> [Directions]:
Number of lines with "feature" in the listing: report it, and nothing else.

□ □ □ □ □

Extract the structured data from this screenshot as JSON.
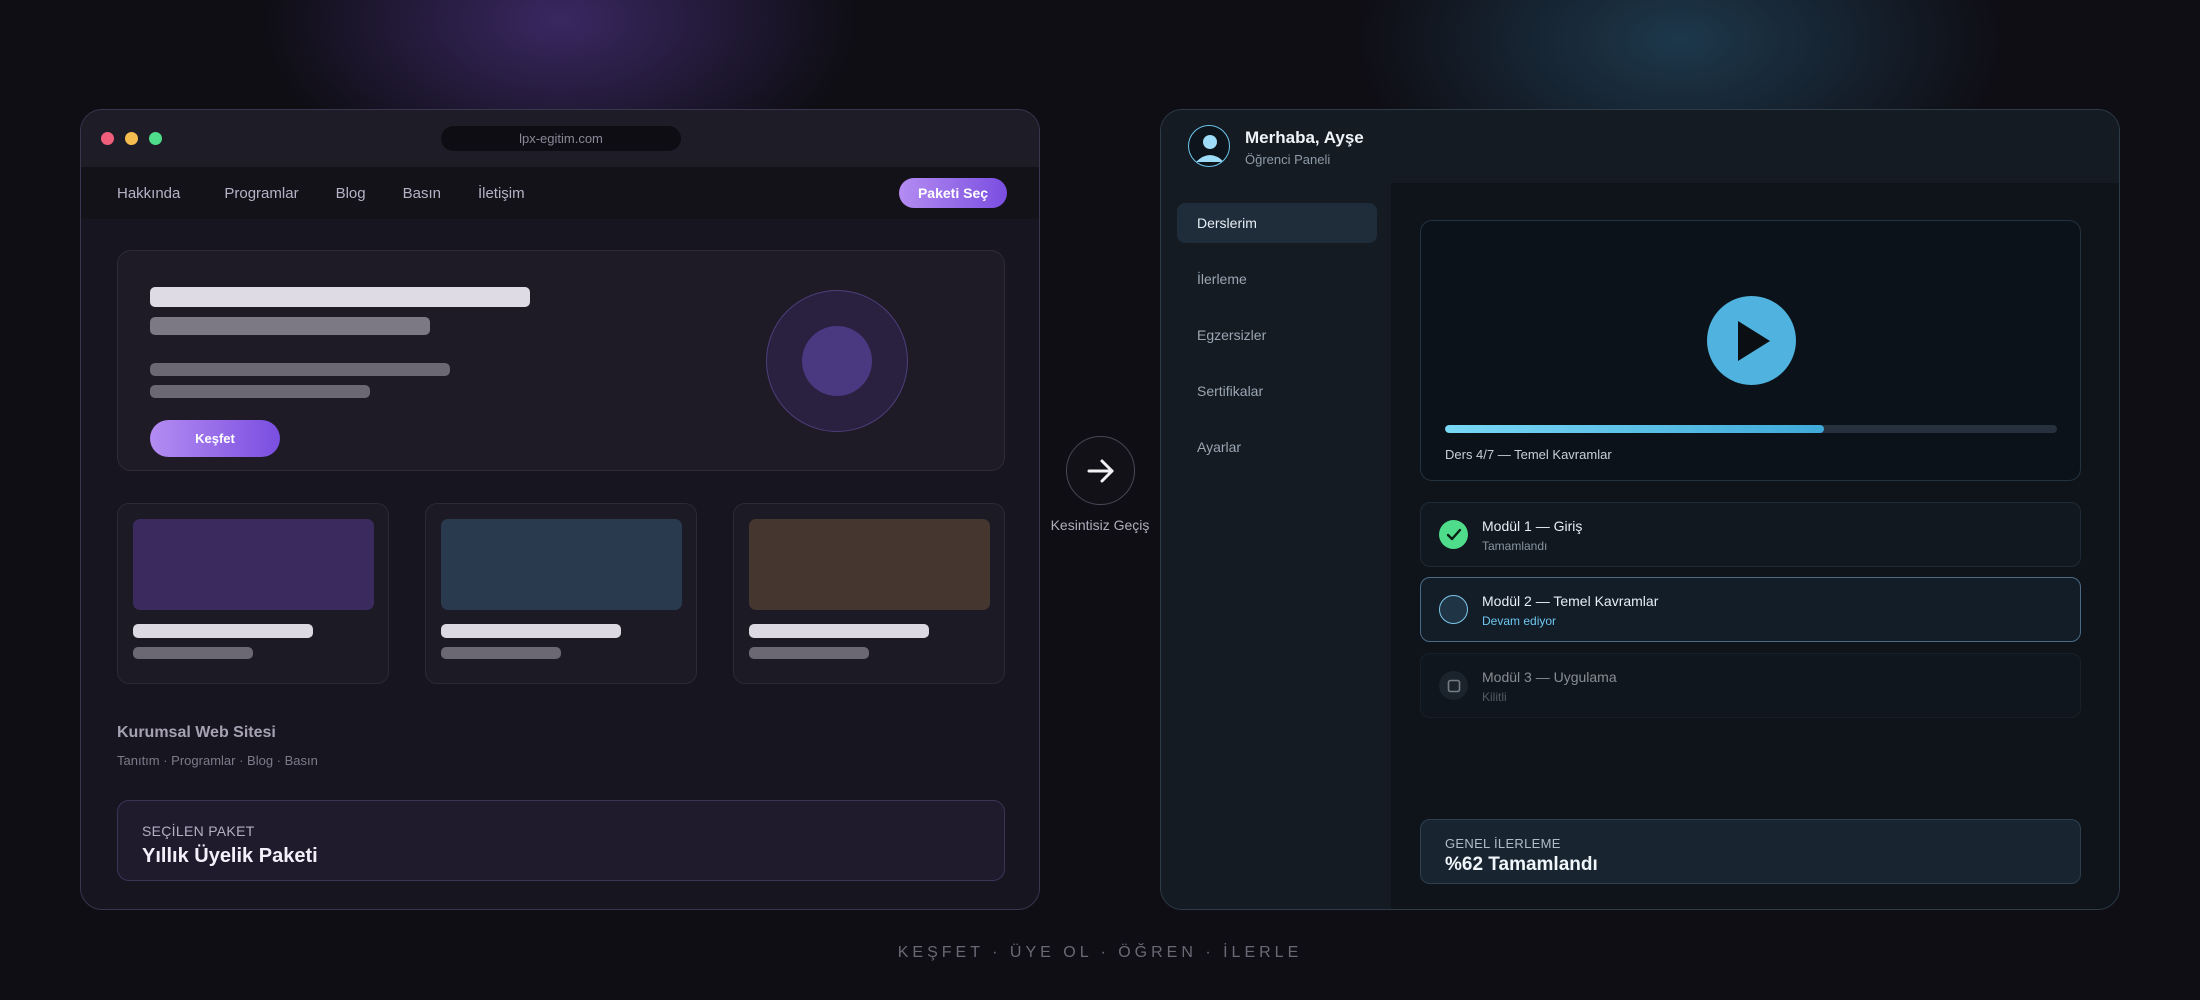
{
  "left_window": {
    "url": "lpx-egitim.com",
    "nav": {
      "items": [
        "Hakkında",
        "Programlar",
        "Blog",
        "Basın",
        "İletişim"
      ],
      "cta_label": "Paketi Seç"
    },
    "hero": {
      "button_label": "Keşfet"
    },
    "site": {
      "title": "Kurumsal Web Sitesi",
      "subtitle": "Tanıtım · Programlar · Blog · Basın"
    },
    "selected_package": {
      "label": "SEÇİLEN PAKET",
      "value": "Yıllık Üyelik Paketi"
    }
  },
  "transition": {
    "label": "Kesintisiz Geçiş",
    "icon": "arrow-right-icon"
  },
  "right_window": {
    "header": {
      "greeting": "Merhaba, Ayşe",
      "subtitle": "Öğrenci Paneli"
    },
    "sidebar": {
      "items": [
        {
          "label": "Derslerim",
          "active": true
        },
        {
          "label": "İlerleme",
          "active": false
        },
        {
          "label": "Egzersizler",
          "active": false
        },
        {
          "label": "Sertifikalar",
          "active": false
        },
        {
          "label": "Ayarlar",
          "active": false
        }
      ]
    },
    "player": {
      "lesson_label": "Ders 4/7 — Temel Kavramlar",
      "progress_percent": 62
    },
    "modules": [
      {
        "title": "Modül 1 — Giriş",
        "status": "Tamamlandı",
        "state": "done"
      },
      {
        "title": "Modül 2 — Temel Kavramlar",
        "status": "Devam ediyor",
        "state": "current"
      },
      {
        "title": "Modül 3 — Uygulama",
        "status": "Kilitli",
        "state": "locked"
      }
    ],
    "overall": {
      "label": "GENEL İLERLEME",
      "value": "%62 Tamamlandı"
    }
  },
  "footer_tagline": "KEŞFET · ÜYE OL · ÖĞREN · İLERLE",
  "colors": {
    "accent_purple": "#9b6ef0",
    "accent_blue": "#4fb2df",
    "success_green": "#4fdc8b"
  }
}
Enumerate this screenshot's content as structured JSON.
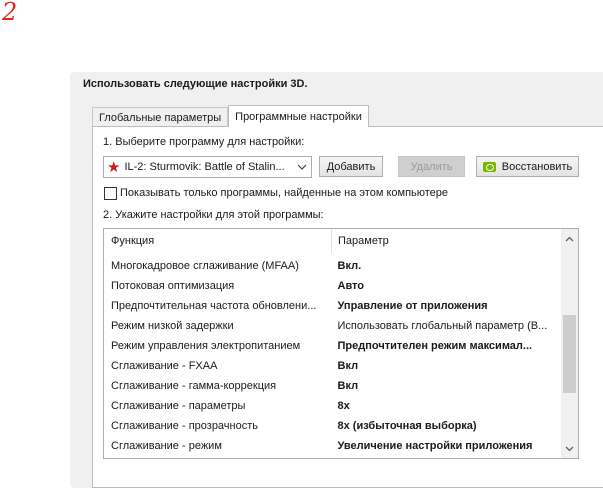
{
  "step_number": "2",
  "panel": {
    "title": "Использовать следующие настройки 3D."
  },
  "tabs": [
    {
      "label": "Глобальные параметры",
      "active": false
    },
    {
      "label": "Программные настройки",
      "active": true
    }
  ],
  "program": {
    "step_label": "1. Выберите программу для настройки:",
    "selected": "IL-2: Sturmovik: Battle of Stalin...",
    "icon": "red-star-icon",
    "add_label": "Добавить",
    "remove_label": "Удалить",
    "restore_label": "Восстановить",
    "restore_icon": "nvidia-logo-icon",
    "checkbox_label": "Показывать только программы, найденные на этом компьютере",
    "checkbox_checked": false
  },
  "settings": {
    "step_label": "2. Укажите настройки для этой программы:",
    "columns": [
      "Функция",
      "Параметр"
    ],
    "rows": [
      {
        "feature": "Многокадровое сглаживание (MFAA)",
        "value": "Вкл.",
        "bold": true
      },
      {
        "feature": "Потоковая оптимизация",
        "value": "Авто",
        "bold": true
      },
      {
        "feature": "Предпочтительная частота обновлени...",
        "value": "Управление от приложения",
        "bold": true
      },
      {
        "feature": "Режим низкой задержки",
        "value": "Использовать глобальный параметр (В...",
        "bold": false
      },
      {
        "feature": "Режим управления электропитанием",
        "value": "Предпочтителен режим максимал...",
        "bold": true
      },
      {
        "feature": "Сглаживание - FXAA",
        "value": "Вкл",
        "bold": true
      },
      {
        "feature": "Сглаживание - гамма-коррекция",
        "value": "Вкл",
        "bold": true
      },
      {
        "feature": "Сглаживание - параметры",
        "value": "8x",
        "bold": true
      },
      {
        "feature": "Сглаживание - прозрачность",
        "value": "8x (избыточная выборка)",
        "bold": true
      },
      {
        "feature": "Сглаживание - режим",
        "value": "Увеличение настройки приложения",
        "bold": true
      }
    ]
  },
  "colors": {
    "step_number": "#e0251b",
    "star": "#c9201e",
    "nvidia_green": "#76b900"
  }
}
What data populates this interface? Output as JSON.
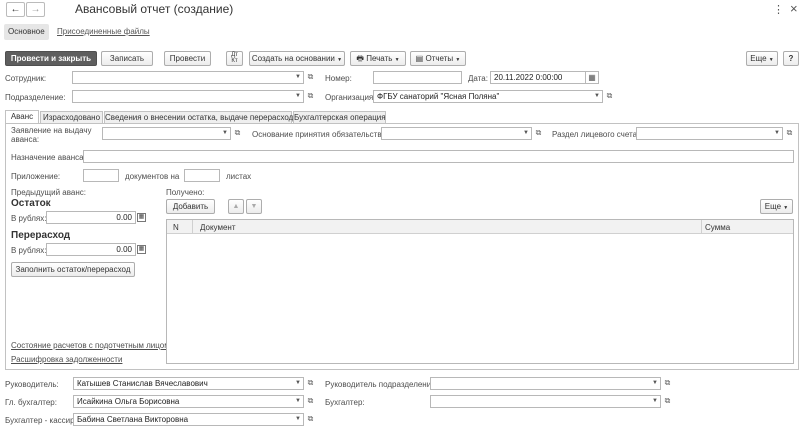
{
  "window": {
    "title": "Авансовый отчет (создание)",
    "more_menu": "⋮",
    "close": "×"
  },
  "top_tabs": [
    "Основное",
    "Присоединенные файлы"
  ],
  "toolbar": {
    "post_close": "Провести и закрыть",
    "save": "Записать",
    "post": "Провести",
    "create_based": "Создать на основании",
    "print": "Печать",
    "reports": "Отчеты",
    "more": "Еще",
    "help": "?"
  },
  "header": {
    "employee_label": "Сотрудник:",
    "employee_value": "",
    "number_label": "Номер:",
    "number_value": "",
    "date_label": "Дата:",
    "date_value": "20.11.2022  0:00:00",
    "department_label": "Подразделение:",
    "department_value": "",
    "organization_label": "Организация:",
    "organization_value": "ФГБУ санаторий \"Ясная Поляна\""
  },
  "inner_tabs": [
    "Аванс",
    "Израсходовано",
    "Сведения о внесении остатка, выдаче перерасхода",
    "Бухгалтерская операция"
  ],
  "advance": {
    "application_label": "Заявление на выдачу аванса:",
    "application_value": "",
    "obligation_label": "Основание принятия обязательства:",
    "obligation_value": "",
    "account_section_label": "Раздел лицевого счета:",
    "account_section_value": "",
    "purpose_label": "Назначение аванса:",
    "purpose_value": "",
    "attachment_label": "Приложение:",
    "attachment_docs_value": "",
    "docs_on_label": "документов на",
    "sheets_value": "",
    "sheets_label": "листах",
    "prev_advance_label": "Предыдущий аванс:",
    "balance_title": "Остаток",
    "rub_label": "В рублях:",
    "balance_value": "0.00",
    "overrun_title": "Перерасход",
    "overrun_value": "0.00",
    "fill_button": "Заполнить остаток/перерасход",
    "settlements_link": "Состояние расчетов с подотчетным лицом",
    "debt_link": "Расшифровка задолженности"
  },
  "received": {
    "label": "Получено:",
    "add_button": "Добавить",
    "up_icon": "▲",
    "down_icon": "▼",
    "more_button": "Еще",
    "columns": [
      "N",
      "Документ",
      "Сумма"
    ],
    "rows": []
  },
  "signatures": {
    "head_label": "Руководитель:",
    "head_value": "Катышев Станислав Вячеславович",
    "chief_acc_label": "Гл. бухгалтер:",
    "chief_acc_value": "Исайкина Ольга Борисовна",
    "cashier_label": "Бухгалтер - кассир:",
    "cashier_value": "Бабина Светлана Викторовна",
    "dept_head_label": "Руководитель подразделения:",
    "dept_head_value": "",
    "accountant_label": "Бухгалтер:",
    "accountant_value": ""
  }
}
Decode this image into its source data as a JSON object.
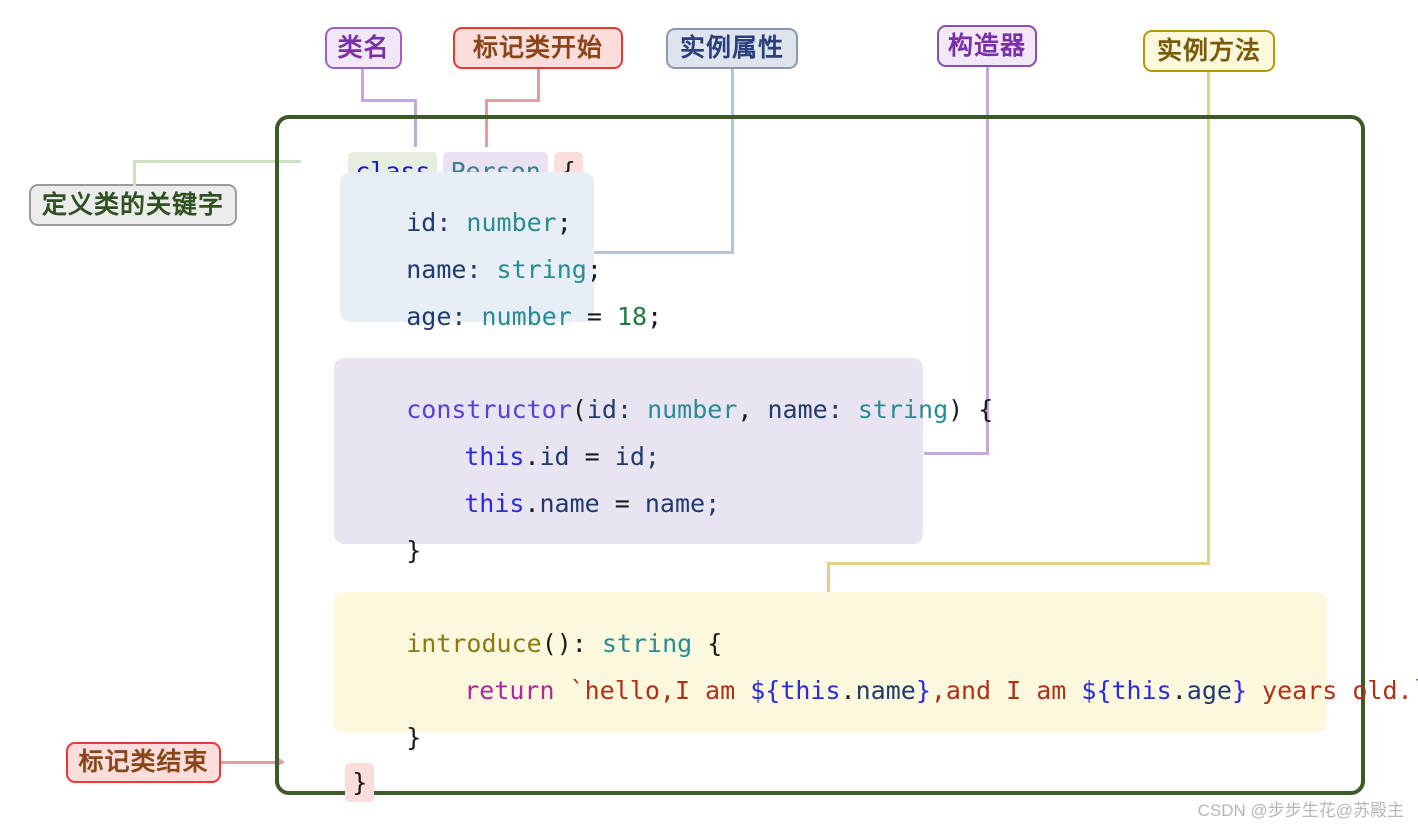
{
  "diagram": {
    "title_watermark": "CSDN @步步生花@苏殿主",
    "labels": {
      "class_name": "类名",
      "class_start": "标记类开始",
      "instance_props": "实例属性",
      "constructor": "构造器",
      "instance_method": "实例方法",
      "class_keyword": "定义类的关键字",
      "class_end": "标记类结束"
    },
    "code": {
      "line_class": {
        "keyword": "class",
        "name": "Person",
        "brace_open": "{"
      },
      "properties": [
        {
          "name": "id:",
          "type": " number",
          "tail": ";"
        },
        {
          "name": "name:",
          "type": " string",
          "tail": ";"
        },
        {
          "name": "age:",
          "type": " number",
          "eq": " = ",
          "value": "18",
          "tail": ";"
        }
      ],
      "constructor": {
        "keyword": "constructor",
        "signature_open": "(",
        "param1_name": "id: ",
        "param1_type": "number",
        "param_sep": ", ",
        "param2_name": "name: ",
        "param2_type": "string",
        "signature_close": ") {",
        "body": [
          {
            "this": "this",
            "dot": ".",
            "prop": "id",
            "assign": " = ",
            "value": "id;"
          },
          {
            "this": "this",
            "dot": ".",
            "prop": "name",
            "assign": " = ",
            "value": "name;"
          }
        ],
        "brace_close": "}"
      },
      "method": {
        "name": "introduce",
        "parens": "(): ",
        "return_type": "string",
        "brace_open": " {",
        "return_keyword": "return",
        "string_part1": " `hello,I am ",
        "interp1_open": "${",
        "interp1_this": "this",
        "interp1_dot": ".",
        "interp1_prop": "name",
        "interp1_close": "}",
        "string_part2": ",and I am ",
        "interp2_open": "${",
        "interp2_this": "this",
        "interp2_dot": ".",
        "interp2_prop": "age",
        "interp2_close": "}",
        "string_part3": " years old.`",
        "brace_close": "}"
      },
      "class_close_brace": "}"
    },
    "colors": {
      "frame_border": "#3a5a28",
      "props_panel": "#e7eef5",
      "ctor_panel": "#e9e4f1",
      "method_panel": "#fbf8dd",
      "connector_classname": "#c3a8dd",
      "connector_classstart": "#e39ca0",
      "connector_props": "#b4c6dc",
      "connector_ctor": "#c3a8dd",
      "connector_method": "#e0cf8e",
      "connector_keyword": "#cfe0c2"
    }
  }
}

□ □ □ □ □

> [Solution for this task]:
10